Social gadfly

Social gadfly

A gadfly is a person who upsets the status quo by posing upsetting or novel questions.

The term "gadfly" (Ancient Greek: μύωψ, mýops[1]) was used by Plato in the Apology[2] to describe Socrates's relationship of uncomfortable goad to the Athenian political scene, which he compared to a slow and dimwitted horse.

During his defense when on trial for his life, Socrates, according to Plato's writings, pointed out that dissent, like the gadfly, was easy to swat, but the cost to society of silencing individuals who were irritating could be very high: "If you kill a man like me, you will injure yourselves more than you will injure me" because his role was that of a gadfly, "to sting people and whip them into a fury, all in the service of truth." This may have been one of the earliest descriptions of gadfly ethics.

In modern politics, a gadfly is someone who persistently challenges people in positions of power, the status quo or a popular position.[3] For example, Morris Kline wrote, "There is a function for the gadfly who poses questions that many specialists would like to overlook. Polemics are healthy."[4] The word may be uttered in a pejorative sense or be accepted as a description of honourable work or civic duty.[5]
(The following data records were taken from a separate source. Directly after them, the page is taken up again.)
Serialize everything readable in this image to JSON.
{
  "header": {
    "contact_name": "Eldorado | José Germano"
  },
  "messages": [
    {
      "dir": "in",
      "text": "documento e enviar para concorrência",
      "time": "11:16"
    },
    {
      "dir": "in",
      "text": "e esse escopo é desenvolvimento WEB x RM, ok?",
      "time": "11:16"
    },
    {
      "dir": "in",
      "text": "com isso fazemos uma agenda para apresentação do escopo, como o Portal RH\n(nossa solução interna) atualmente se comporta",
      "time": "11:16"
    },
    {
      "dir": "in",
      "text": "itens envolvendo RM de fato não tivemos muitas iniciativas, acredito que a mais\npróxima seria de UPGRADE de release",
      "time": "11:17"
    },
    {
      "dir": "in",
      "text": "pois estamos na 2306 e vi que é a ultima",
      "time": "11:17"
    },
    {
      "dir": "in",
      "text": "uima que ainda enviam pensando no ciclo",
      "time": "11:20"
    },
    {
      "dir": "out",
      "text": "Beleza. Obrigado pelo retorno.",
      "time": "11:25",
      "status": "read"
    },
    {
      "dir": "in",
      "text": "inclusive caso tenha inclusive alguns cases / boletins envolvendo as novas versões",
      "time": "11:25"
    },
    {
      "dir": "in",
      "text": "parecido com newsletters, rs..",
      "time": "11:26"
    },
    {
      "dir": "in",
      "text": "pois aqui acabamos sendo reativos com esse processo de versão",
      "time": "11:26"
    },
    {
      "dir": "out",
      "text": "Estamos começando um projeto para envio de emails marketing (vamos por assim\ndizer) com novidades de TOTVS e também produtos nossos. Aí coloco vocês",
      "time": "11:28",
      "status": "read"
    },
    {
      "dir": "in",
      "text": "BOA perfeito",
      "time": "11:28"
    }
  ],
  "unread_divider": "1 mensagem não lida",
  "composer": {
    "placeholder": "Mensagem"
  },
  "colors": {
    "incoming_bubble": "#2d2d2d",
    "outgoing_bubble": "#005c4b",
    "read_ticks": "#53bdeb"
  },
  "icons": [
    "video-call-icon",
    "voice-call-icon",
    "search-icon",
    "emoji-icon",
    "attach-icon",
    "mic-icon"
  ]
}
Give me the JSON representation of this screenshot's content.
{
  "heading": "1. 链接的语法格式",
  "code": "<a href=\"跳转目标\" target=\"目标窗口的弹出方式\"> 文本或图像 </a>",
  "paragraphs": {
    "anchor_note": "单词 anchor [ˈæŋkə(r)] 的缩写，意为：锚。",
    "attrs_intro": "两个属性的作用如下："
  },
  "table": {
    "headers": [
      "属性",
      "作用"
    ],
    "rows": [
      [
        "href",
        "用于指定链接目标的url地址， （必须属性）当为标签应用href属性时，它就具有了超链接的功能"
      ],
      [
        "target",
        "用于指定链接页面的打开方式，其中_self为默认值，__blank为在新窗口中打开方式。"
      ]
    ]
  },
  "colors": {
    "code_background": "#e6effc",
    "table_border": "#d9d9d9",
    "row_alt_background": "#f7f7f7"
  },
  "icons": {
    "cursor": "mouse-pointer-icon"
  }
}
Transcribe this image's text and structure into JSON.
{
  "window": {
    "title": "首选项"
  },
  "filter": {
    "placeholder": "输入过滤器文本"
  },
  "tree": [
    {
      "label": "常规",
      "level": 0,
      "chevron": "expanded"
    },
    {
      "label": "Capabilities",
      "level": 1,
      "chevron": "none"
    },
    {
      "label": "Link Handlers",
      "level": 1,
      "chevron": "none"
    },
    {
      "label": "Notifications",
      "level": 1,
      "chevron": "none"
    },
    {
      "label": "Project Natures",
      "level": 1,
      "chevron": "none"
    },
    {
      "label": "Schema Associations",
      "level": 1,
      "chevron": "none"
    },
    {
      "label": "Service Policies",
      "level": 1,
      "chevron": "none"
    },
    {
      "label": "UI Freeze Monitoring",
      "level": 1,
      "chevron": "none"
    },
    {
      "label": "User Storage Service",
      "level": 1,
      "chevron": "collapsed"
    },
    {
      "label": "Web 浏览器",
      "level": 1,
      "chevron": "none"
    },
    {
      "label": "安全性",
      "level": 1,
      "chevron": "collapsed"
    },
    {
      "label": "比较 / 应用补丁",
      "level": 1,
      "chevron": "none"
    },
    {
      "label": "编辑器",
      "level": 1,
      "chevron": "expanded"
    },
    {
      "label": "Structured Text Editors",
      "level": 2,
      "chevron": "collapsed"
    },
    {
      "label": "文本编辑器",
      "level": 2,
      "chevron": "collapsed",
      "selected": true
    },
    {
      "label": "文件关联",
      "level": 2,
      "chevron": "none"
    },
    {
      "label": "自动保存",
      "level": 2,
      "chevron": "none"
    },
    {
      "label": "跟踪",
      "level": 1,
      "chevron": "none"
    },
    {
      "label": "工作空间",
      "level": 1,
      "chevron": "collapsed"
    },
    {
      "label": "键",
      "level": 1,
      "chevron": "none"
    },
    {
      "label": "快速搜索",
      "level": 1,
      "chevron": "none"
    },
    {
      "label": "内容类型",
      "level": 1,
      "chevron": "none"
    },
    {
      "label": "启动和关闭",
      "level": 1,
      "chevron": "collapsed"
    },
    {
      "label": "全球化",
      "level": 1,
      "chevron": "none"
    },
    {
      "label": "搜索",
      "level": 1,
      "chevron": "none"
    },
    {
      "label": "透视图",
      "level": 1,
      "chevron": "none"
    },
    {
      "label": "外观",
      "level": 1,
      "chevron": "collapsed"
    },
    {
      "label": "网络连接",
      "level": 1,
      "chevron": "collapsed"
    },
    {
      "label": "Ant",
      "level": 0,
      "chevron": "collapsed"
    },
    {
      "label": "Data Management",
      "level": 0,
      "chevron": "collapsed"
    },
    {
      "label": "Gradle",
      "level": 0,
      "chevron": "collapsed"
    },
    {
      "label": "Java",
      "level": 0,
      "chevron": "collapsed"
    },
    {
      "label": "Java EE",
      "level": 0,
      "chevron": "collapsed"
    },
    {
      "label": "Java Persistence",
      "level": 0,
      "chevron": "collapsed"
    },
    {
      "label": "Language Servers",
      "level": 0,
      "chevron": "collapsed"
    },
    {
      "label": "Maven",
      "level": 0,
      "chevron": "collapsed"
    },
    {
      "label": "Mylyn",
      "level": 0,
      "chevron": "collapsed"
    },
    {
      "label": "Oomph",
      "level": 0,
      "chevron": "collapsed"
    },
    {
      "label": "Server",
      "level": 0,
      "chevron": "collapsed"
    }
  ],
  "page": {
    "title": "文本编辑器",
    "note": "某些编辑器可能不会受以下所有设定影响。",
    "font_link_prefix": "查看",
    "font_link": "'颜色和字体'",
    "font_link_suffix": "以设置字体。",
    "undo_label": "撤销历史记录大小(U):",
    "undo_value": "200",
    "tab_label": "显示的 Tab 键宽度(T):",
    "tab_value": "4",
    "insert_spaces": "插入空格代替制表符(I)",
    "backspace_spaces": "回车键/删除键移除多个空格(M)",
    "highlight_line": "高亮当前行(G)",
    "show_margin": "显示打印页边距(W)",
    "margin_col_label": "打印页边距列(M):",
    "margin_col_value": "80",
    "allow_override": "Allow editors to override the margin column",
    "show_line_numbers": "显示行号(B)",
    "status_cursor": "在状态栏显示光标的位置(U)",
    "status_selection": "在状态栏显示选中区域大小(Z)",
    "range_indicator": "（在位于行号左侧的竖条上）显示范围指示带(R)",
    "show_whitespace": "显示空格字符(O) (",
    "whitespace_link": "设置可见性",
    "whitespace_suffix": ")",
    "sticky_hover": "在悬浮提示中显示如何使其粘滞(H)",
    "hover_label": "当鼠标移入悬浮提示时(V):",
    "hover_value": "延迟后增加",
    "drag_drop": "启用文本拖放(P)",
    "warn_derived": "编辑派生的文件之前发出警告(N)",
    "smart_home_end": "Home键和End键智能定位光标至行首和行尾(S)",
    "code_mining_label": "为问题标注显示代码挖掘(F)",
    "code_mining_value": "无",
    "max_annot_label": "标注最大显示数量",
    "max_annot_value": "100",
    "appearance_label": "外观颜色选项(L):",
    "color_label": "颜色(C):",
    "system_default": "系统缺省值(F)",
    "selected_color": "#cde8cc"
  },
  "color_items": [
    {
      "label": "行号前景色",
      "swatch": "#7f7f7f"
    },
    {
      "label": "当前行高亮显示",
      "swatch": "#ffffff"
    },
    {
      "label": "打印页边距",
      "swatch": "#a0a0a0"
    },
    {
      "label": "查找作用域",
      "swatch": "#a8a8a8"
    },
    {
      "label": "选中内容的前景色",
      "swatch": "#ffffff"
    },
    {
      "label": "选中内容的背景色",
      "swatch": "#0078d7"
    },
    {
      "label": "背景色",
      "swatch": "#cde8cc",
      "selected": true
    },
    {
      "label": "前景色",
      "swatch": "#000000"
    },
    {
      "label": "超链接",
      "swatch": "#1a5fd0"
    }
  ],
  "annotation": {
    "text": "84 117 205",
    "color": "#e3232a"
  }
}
The Book of Jeremiah uses a similar analogy as a political metaphor: "Egypt is a very fair heifer; the gad-fly cometh, it cometh from the north" (46:20, Darby Bible).

See also


  1. ^ See "commentary for book 3, line 277, out of George W. Mooney's Commentary on Apollonius: Argonautica". 
  2. ^ "Apology 30e". 
  3. ^ Liberto, Jennifer (2007-08-08). "Publix uses law to boot gadfly". St. Petersburg Times. Retrieved 2008-06-22. 
  4. ^ Why the Professor Can't Teach (1977), page 238
  5. ^ "The Gadfly". BBC – h2g2. 2004-10-06. Retrieved 2008-06-22. 

External links

  • The dictionary definition of gadfly at Wiktionary